When Grux, Paragon’s grunting bipedal rhinoceros, comes stampeding out from under Agora’s flowering canopies, other heroes hide. He’ll pick a fight with the most ferocious of opponents, his massive clubs ripping others apart like paper. There’s one exception, though: he’s sort of afraid of his grandmother. Grux is said to have crushed the skulls of each of his challengers from his tribe, except Nana Grux. He’s never been able to beat her in one-to-one combat. Epic Games sets Grux up as a ferocious, storied fighter—someone never expected to be on the losing side of a battle. (Unless his grandmother is involved.) But Paragon is a competitive game, and not all that control Grux in a way that explicitly highlights his lore. He’ll lose matches. Sometime it’ll be his fault. And that’s okay.
Grux’s lore has almost no bearing on Paragon’s competitive matches, except that he’s still a staggering, powerful rhino. He doesn’t need to worry about Nana Grux; she isn’t a hero in Paragon, despite fans clamoring for her addition. Competitive play is unhindered by the incongruities that story can create in a competitive multiplayer environment, where plot can muddy the believability of team makeup: if two heroes are feuding, why would they be on the same team? This hero’s partner is on another team, that doesn’t make sense. Like Blizzard Entertainment’s Overwatch, Paragon sidesteps this problem almost entirely. Lore, such as it is, gets explored outside of the game’s mechanics. In Overwatch, for example, Blizzard doesn’t include any meaningful narrative in-game, but instead put out a series of digital short films and comics for Overwatch.
Competitive play is unhindered by the incongruities that story can create.

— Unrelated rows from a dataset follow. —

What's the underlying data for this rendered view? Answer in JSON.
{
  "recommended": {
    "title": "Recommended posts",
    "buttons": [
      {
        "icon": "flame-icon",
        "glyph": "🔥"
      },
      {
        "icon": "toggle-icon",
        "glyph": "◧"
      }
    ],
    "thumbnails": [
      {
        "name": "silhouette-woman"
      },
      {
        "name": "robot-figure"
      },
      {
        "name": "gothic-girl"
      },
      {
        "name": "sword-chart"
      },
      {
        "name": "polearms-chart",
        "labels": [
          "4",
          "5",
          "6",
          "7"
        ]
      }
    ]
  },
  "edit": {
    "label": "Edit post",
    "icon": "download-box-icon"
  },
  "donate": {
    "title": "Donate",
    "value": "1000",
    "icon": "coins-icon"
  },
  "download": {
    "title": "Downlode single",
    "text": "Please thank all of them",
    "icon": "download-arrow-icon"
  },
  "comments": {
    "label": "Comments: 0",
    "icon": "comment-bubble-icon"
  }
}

This opens space for players to create their own competitive narratives—which is what drew Epic to the MOBA genre in the first place. It’s those kinds of narratives that drive what Paragon creative director Steve Superville calls “heroic fantasy.” Paragon’s team went through a three-month period where they just played a lot of games, both in and out of work. “We were always talking a lot about the stories we had playing MOBAs,” Superville said. “This person plays support, and they have this fantastic save. Or this person played a damage dealer, and they were saved by somebody, or made a fantastic play by diving over a wall and using their ultimate.”
There has to be room between their game’s narrative and its competitive gameplay, but not as much space as traditional MOBAs give—the top-down view, Superville said, creates too large a rift. It’s harder then to feel the character, to really create a story—to highlight those competitive storylines. An over-the-shoulder, third-person view, while not customary for a MOBA, gave Paragon the feel it was going for. Plus, third-person action is sort of Epic’s wheelhouse.
“We tried to marry those two things, so when you play Rampage in Paragon, as an example, you rip a rock out of the ground and you throw it across the level,” Superville said. “When it hits him, you know exactly what to expect. It’s going to hurt. It’s going to take [your opponent] out of the fight for a few seconds.”
Paragon will have a story, though. It’s just separate from the game’s competitive narrative, and players have the option to start following crumbs as early as the open beta, which began August 16. “We introduced our first tidbits of lore [with this newest build for Paragon’s open beta],” Superville said. “Players can go to the hero screen and get their first hints of who characters are and how they might connect to each other.”
Epic is taking a mysterious route.
Though they’re not exactly known for it, Epic’s rich history in videogames is does have plenty of narrative-driven, single player experiences, like Gears of War and Marcus Fenix’s ragtag bunch of Locust Horde fighters.Those games are built for players to enjoy in the “10 to 20 hour range,” Superville said. But Epic wants Paragon players to put thousands of hours into the third-person MOBA, and keeping players engaged for that amount of time is hard. Really hard. That’s why Epic is taking a mysterious route; Superville looked to Lost (2004). Lost’s fan culture has survived for years, and at its height, Lost consumed people. “We want to expose people to small bits that make them ask questions,” Superville said. “They’d go online, get on Discord, and talk with each other about what this could mean, or how it relates to what they already know.” For Epic, developing the story themselves is just as important as having players participate in building the narrative of the world and its inhabitants.
In an increasingly crowded field of esports, perhaps this is really what can push players to connect with Paragon, not only as a competitive multiplayer game, but as an esport, too. Overwatch opens a safe divide between its lore and its competitive leanings—stories outside of the competitive matches are self contained, allowing for players to create their own competitive narratives. If Epic is able to pull off the feeling of heroic fantasy it’s looking for, it’s looking at a long life.